"All variable generation -- solar or wind -- they provide energy. You bank on them to give energy when they have it. But somebody needs to be there to meet the forecasted peak load in the worst-case scenario. That's installed capacity. If we have demand response coming in, renewables coming in, why would you keep your [coal] plant operating if it's only needed four times a year?"
Another wild card: "We are also seeing very early stages of self-generation in small industrial and even small commercial with combined heat and power," Mansoor said. A power developer may offer to build a small gas-fired unit to serve a big box store, supplying electricity and hot water for, say, 9 cents a kilowatt-hour for 20 years, he said.
"You still have the utility connection, but in essence you are self-generating," he said. If that trend takes hold -- and the outlook for years of relatively cheap gas makes that more likely -- then the challenges only grow for ensuring enough gas supply through the pipeline network to keep the power generators running.
Regulatory structures don't yet exist to ensure the reliable operation of a heavily gas-dependent grid, he added. In 1965, the New York blackout stunned the power industry, revealing the unanticipated vulnerability of the power grid's growing interconnections and the need for much closer coordination. The industry and policymakers need to head off a similar surprise due to the gas boom, he said.
But decisive action isn't easy for a power industry facing a future of stagnant revenue growth on one hand, and rising pressures to spend money on new environmental regulations, cyber threats and digital technologies, many industry leaders and analysts say.
"We can't see what the system ought to look like in 2020-plus," said one industry leader. "Some [industry] people feel there is so little room to act, all they can do is play for time."
'We want to have our cake and eat it, too'
In the face of these dilemmas, Mansoor said, EPRI seeks technical solutions that increase flexibility and resiliency in power supply and grid operational controls.
"The example is a 350-megawatt coal plant," he said. "It's on the margin. You're not sure whether you want to run it. Do you want to retire it? Do you want to re-power it? Do you want to put in a new combined cycle gas plant in there?"
One option is to retrofit the plant to burn gas as well as coal. "You can take a boiler, modify [it] and have the capability to do gas-firing. You now have converted a coal plant to a dual-firing capacity gas plant." But that takes money that shareholders or regulators may not want to spend. "Why would you do dual firing when for $800 million, you can build a 1,000-megawatt combined cycle plant" in two or three years, Mansoor asked.

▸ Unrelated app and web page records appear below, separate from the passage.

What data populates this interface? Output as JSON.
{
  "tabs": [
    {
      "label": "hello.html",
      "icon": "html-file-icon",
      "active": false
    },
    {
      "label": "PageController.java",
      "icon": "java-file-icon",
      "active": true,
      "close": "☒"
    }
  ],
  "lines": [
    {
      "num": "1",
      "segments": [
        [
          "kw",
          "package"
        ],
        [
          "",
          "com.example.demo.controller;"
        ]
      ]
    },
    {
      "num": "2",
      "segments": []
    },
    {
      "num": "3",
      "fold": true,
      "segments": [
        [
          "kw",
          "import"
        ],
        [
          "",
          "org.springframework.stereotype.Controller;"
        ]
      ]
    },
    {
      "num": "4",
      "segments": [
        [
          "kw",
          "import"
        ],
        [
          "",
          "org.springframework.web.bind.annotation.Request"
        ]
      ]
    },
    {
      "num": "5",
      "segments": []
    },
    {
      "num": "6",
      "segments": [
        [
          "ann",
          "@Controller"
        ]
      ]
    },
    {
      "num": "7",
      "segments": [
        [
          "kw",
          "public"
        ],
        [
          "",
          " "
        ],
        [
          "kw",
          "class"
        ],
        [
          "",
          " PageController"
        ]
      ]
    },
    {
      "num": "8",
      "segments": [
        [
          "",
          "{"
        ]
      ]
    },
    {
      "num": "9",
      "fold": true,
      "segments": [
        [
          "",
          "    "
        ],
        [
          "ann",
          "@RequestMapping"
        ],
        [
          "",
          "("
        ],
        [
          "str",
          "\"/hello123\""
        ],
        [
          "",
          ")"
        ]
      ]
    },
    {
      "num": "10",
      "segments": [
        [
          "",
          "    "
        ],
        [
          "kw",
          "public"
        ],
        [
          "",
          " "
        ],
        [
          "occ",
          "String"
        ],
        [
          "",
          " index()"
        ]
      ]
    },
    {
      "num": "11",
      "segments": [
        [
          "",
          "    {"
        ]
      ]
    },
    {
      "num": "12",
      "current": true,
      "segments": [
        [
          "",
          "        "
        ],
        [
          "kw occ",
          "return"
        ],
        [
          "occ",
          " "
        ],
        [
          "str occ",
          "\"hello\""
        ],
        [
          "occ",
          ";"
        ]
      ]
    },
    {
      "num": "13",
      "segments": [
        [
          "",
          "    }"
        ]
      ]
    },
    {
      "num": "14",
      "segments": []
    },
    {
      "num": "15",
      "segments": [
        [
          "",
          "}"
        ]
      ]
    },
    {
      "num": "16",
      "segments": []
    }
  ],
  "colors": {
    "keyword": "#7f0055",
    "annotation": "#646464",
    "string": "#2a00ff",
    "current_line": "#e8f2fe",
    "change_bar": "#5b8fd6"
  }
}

EPRI is researching strategies for reducing the efficiency penalty of such a conversion, seeking to make this dual-fuel option more affordable, he said.
"But there is an extra cost to do that option. Why would you pay that? Because you don't want to wake up in 2019 and find that gas has become crude oil" -- a globally traded hydrocarbon vulnerable to geopolitical price shocks, he said. Gas prices in the United States, Europe and Asia are disconnected today because of the tiny impact of liquefied natural gas maritime shipments. Will that still be so in 2020, he asked?
Mansoor said it is hard for electricity markets, tuned to short-term pressures, to take the necessary long-term actions. "Particularly in the U.S., we all believe at the end of the day command and control does not work: Provide the right incentive, provide the right framework, and people will respond. I think it takes a mixture" of markets and policy, he said.
"You've got to come up with a requirement that is going to be at a higher level," he said, policies that are going to be good for society long-term.
"We want to keep electricity reliable, affordable and clean, all three, and not one of them at the expense of the other. ... It's almost, we want to have our cake and eat it, too. Because we are technologists, we believe it is possible," he said.